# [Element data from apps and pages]

++++

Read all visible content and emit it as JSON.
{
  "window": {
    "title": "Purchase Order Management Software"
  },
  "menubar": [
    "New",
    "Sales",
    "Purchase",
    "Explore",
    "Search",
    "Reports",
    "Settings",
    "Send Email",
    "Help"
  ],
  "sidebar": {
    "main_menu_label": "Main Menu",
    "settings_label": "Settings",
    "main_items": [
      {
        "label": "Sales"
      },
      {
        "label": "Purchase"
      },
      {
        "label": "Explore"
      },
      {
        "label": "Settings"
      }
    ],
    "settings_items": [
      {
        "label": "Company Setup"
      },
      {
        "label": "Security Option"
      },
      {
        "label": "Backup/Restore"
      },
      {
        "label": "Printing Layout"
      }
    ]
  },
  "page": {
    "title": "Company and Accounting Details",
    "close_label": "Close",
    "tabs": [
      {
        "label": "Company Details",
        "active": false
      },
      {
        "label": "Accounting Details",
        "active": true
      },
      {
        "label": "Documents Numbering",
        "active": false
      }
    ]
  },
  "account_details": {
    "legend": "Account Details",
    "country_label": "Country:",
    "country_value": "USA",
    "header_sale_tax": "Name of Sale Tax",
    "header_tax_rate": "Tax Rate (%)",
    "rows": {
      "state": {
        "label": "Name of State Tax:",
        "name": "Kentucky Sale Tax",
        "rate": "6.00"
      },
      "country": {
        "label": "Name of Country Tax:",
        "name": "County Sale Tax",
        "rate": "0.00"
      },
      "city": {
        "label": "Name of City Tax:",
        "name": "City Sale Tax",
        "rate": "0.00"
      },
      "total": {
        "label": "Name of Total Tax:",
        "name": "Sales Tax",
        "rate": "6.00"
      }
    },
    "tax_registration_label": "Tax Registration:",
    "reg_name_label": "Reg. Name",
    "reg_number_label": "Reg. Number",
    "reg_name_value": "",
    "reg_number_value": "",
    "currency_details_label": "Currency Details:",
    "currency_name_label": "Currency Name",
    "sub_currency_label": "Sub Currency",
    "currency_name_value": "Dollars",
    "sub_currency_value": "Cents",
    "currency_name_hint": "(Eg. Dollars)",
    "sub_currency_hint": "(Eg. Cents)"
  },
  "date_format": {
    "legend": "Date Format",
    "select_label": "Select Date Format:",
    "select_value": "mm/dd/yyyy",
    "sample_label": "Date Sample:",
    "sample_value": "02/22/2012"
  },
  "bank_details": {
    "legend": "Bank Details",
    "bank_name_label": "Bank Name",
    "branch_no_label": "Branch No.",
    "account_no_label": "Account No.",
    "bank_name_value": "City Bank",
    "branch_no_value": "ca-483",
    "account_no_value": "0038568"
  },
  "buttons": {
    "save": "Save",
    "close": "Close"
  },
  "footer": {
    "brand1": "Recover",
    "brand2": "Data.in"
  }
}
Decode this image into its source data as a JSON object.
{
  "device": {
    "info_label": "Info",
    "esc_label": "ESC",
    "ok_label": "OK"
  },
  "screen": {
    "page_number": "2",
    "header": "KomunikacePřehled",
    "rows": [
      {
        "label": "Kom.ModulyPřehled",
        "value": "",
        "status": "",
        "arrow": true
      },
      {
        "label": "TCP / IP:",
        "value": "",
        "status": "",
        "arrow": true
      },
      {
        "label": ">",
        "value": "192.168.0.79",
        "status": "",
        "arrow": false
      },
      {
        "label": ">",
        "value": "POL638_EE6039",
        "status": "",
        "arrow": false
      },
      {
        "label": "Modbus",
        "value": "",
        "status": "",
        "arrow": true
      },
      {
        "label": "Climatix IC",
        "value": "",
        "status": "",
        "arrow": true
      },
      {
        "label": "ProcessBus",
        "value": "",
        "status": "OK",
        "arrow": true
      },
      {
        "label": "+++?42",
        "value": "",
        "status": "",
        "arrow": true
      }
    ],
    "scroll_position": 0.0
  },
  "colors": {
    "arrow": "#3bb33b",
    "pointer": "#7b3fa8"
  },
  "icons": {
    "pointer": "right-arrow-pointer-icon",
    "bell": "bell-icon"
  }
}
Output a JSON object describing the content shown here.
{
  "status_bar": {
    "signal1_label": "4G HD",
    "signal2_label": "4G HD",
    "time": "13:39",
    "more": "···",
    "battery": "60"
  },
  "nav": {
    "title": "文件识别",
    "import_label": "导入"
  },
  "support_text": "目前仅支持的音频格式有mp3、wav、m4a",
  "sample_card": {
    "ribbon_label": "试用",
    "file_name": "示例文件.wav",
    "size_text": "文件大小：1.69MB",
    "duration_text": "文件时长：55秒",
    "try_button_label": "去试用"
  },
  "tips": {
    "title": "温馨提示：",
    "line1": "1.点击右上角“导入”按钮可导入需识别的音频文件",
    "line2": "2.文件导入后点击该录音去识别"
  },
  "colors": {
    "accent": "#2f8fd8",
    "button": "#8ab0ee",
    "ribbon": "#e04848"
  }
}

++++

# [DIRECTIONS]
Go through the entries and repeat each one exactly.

# [COMPLETED EXERCISE]
Read all visible content and emit it as JSON.
{
  "window": {
    "title": "Purchase Order Management Software"
  },
  "menubar": [
    "New",
    "Sales",
    "Purchase",
    "Explore",
    "Search",
    "Reports",
    "Settings",
    "Send Email",
    "Help"
  ],
  "sidebar": {
    "main_menu_label": "Main Menu",
    "settings_label": "Settings",
    "main_items": [
      {
        "label": "Sales"
      },
      {
        "label": "Purchase"
      },
      {
        "label": "Explore"
      },
      {
        "label": "Settings"
      }
    ],
    "settings_items": [
      {
        "label": "Company Setup"
      },
      {
        "label": "Security Option"
      },
      {
        "label": "Backup/Restore"
      },
      {
        "label": "Printing Layout"
      }
    ]
  },
  "page": {
    "title": "Company and Accounting Details",
    "close_label": "Close",
    "tabs": [
      {
        "label": "Company Details",
        "active": false
      },
      {
        "label": "Accounting Details",
        "active": true
      },
      {
        "label": "Documents Numbering",
        "active": false
      }
    ]
  },
  "account_details": {
    "legend": "Account Details",
    "country_label": "Country:",
    "country_value": "USA",
    "header_sale_tax": "Name of Sale Tax",
    "header_tax_rate": "Tax Rate (%)",
    "rows": {
      "state": {
        "label": "Name of State Tax:",
        "name": "Kentucky Sale Tax",
        "rate": "6.00"
      },
      "country": {
        "label": "Name of Country Tax:",
        "name": "County Sale Tax",
        "rate": "0.00"
      },
      "city": {
        "label": "Name of City Tax:",
        "name": "City Sale Tax",
        "rate": "0.00"
      },
      "total": {
        "label": "Name of Total Tax:",
        "name": "Sales Tax",
        "rate": "6.00"
      }
    },
    "tax_registration_label": "Tax Registration:",
    "reg_name_label": "Reg. Name",
    "reg_number_label": "Reg. Number",
    "reg_name_value": "",
    "reg_number_value": "",
    "currency_details_label": "Currency Details:",
    "currency_name_label": "Currency Name",
    "sub_currency_label": "Sub Currency",
    "currency_name_value": "Dollars",
    "sub_currency_value": "Cents",
    "currency_name_hint": "(Eg. Dollars)",
    "sub_currency_hint": "(Eg. Cents)"
  },
  "date_format": {
    "legend": "Date Format",
    "select_label": "Select Date Format:",
    "select_value": "mm/dd/yyyy",
    "sample_label": "Date Sample:",
    "sample_value": "02/22/2012"
  },
  "bank_details": {
    "legend": "Bank Details",
    "bank_name_label": "Bank Name",
    "branch_no_label": "Branch No.",
    "account_no_label": "Account No.",
    "bank_name_value": "City Bank",
    "branch_no_value": "ca-483",
    "account_no_value": "0038568"
  },
  "buttons": {
    "save": "Save",
    "close": "Close"
  },
  "footer": {
    "brand1": "Recover",
    "brand2": "Data.in"
  }
}
Decode this image into its source data as a JSON object.
{
  "device": {
    "info_label": "Info",
    "esc_label": "ESC",
    "ok_label": "OK"
  },
  "screen": {
    "page_number": "2",
    "header": "KomunikacePřehled",
    "rows": [
      {
        "label": "Kom.ModulyPřehled",
        "value": "",
        "status": "",
        "arrow": true
      },
      {
        "label": "TCP / IP:",
        "value": "",
        "status": "",
        "arrow": true
      },
      {
        "label": ">",
        "value": "192.168.0.79",
        "status": "",
        "arrow": false
      },
      {
        "label": ">",
        "value": "POL638_EE6039",
        "status": "",
        "arrow": false
      },
      {
        "label": "Modbus",
        "value": "",
        "status": "",
        "arrow": true
      },
      {
        "label": "Climatix IC",
        "value": "",
        "status": "",
        "arrow": true
      },
      {
        "label": "ProcessBus",
        "value": "",
        "status": "OK",
        "arrow": true
      },
      {
        "label": "+++?42",
        "value": "",
        "status": "",
        "arrow": true
      }
    ],
    "scroll_position": 0.0
  },
  "colors": {
    "arrow": "#3bb33b",
    "pointer": "#7b3fa8"
  },
  "icons": {
    "pointer": "right-arrow-pointer-icon",
    "bell": "bell-icon"
  }
}
Output a JSON object describing the content shown here.
{
  "status_bar": {
    "signal1_label": "4G HD",
    "signal2_label": "4G HD",
    "time": "13:39",
    "more": "···",
    "battery": "60"
  },
  "nav": {
    "title": "文件识别",
    "import_label": "导入"
  },
  "support_text": "目前仅支持的音频格式有mp3、wav、m4a",
  "sample_card": {
    "ribbon_label": "试用",
    "file_name": "示例文件.wav",
    "size_text": "文件大小：1.69MB",
    "duration_text": "文件时长：55秒",
    "try_button_label": "去试用"
  },
  "tips": {
    "title": "温馨提示：",
    "line1": "1.点击右上角“导入”按钮可导入需识别的音频文件",
    "line2": "2.文件导入后点击该录音去识别"
  },
  "colors": {
    "accent": "#2f8fd8",
    "button": "#8ab0ee",
    "ribbon": "#e04848"
  }
}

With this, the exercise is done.